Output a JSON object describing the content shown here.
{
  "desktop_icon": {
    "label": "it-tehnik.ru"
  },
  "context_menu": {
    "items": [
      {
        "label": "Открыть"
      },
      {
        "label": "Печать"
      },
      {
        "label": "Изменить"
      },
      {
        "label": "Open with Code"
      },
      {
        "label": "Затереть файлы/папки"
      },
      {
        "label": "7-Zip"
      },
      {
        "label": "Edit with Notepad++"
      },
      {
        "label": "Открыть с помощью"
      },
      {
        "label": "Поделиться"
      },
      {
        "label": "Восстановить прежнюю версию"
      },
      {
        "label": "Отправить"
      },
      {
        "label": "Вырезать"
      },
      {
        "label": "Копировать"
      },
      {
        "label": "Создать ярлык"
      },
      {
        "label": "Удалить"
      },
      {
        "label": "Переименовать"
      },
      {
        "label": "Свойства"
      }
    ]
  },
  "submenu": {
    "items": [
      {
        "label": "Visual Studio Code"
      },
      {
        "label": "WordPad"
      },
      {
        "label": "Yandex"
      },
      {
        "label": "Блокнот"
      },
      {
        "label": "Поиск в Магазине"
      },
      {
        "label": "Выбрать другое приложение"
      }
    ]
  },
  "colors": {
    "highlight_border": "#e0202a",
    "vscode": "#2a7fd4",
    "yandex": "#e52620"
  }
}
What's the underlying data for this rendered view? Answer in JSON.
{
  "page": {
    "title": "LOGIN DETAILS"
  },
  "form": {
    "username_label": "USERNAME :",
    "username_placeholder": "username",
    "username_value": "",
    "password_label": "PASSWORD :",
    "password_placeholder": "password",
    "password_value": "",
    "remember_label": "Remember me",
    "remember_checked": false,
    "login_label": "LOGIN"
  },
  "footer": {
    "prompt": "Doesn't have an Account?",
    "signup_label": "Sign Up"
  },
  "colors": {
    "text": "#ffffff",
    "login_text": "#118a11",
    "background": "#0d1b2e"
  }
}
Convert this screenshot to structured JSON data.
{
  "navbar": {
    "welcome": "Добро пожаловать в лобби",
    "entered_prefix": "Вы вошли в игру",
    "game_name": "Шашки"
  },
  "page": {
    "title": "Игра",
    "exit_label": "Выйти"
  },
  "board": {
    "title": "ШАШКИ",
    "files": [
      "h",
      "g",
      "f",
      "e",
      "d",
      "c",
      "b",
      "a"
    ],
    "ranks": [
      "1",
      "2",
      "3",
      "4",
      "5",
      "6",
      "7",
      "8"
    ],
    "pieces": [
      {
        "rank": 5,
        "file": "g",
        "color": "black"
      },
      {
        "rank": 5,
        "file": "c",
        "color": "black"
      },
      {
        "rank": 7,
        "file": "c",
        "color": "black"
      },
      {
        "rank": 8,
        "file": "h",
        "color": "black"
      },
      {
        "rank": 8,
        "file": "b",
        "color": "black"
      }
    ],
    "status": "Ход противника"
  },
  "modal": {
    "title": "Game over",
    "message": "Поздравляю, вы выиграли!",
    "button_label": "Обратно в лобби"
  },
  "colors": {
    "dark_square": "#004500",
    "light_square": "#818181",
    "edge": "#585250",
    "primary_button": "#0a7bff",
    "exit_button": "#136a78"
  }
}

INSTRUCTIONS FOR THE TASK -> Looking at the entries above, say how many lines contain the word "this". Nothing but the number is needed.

RESPONSE AREA -> 2